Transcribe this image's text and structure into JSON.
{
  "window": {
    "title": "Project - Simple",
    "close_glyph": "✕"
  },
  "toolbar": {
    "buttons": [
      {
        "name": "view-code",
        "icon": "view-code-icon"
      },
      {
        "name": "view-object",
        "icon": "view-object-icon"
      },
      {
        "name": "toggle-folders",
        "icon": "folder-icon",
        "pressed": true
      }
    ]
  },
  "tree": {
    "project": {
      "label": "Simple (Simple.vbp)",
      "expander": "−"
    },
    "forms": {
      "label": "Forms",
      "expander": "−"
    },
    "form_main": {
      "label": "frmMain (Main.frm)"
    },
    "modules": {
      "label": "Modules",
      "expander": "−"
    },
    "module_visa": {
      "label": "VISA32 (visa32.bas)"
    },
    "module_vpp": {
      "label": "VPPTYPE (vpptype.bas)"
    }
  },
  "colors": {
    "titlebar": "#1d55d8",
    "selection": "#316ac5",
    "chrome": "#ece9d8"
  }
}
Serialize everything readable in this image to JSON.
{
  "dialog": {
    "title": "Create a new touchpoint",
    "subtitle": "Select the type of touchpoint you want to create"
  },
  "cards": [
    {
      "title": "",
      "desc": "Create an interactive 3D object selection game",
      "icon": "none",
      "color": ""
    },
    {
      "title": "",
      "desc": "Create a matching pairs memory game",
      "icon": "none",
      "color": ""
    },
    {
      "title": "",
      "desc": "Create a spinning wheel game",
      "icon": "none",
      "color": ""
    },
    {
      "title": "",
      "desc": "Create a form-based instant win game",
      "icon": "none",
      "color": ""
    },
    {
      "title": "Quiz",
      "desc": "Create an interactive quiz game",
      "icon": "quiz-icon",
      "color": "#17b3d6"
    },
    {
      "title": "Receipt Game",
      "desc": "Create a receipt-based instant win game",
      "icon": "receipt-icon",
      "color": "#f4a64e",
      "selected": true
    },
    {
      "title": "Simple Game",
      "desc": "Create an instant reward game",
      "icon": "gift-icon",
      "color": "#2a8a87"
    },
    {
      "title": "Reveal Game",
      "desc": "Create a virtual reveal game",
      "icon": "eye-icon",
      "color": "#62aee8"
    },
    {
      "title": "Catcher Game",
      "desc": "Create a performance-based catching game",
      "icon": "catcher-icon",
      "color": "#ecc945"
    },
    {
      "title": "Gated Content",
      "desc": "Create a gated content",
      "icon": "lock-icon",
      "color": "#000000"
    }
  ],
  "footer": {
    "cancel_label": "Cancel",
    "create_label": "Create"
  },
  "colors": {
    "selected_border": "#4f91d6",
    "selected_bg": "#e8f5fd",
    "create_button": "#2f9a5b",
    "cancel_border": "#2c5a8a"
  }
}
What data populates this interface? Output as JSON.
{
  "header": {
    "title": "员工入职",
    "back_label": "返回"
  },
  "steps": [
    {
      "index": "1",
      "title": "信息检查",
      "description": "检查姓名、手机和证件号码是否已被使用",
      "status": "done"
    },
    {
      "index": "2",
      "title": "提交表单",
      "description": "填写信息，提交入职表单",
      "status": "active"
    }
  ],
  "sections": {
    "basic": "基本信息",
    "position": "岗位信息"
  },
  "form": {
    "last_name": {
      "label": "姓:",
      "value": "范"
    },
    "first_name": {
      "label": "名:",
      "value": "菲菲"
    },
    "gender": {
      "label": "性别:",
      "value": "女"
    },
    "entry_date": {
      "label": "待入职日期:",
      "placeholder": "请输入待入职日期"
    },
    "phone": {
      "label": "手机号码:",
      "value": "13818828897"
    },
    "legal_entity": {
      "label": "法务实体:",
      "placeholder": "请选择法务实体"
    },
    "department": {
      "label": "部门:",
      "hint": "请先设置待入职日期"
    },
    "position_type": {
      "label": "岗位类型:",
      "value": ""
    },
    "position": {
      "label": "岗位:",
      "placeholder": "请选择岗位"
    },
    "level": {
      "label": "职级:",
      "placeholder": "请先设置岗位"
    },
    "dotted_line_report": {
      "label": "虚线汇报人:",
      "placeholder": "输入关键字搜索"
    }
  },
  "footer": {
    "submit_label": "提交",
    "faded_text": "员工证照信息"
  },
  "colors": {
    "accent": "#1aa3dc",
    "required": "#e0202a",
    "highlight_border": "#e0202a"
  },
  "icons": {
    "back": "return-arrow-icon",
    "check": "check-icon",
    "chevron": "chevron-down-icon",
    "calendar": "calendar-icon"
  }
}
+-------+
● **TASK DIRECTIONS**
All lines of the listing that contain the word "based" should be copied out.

● **SOLUTION**
      "desc": "Create a form-based instant win game",
      "desc": "Create a receipt-based instant win game",
      "desc": "Create a performance-based catching game",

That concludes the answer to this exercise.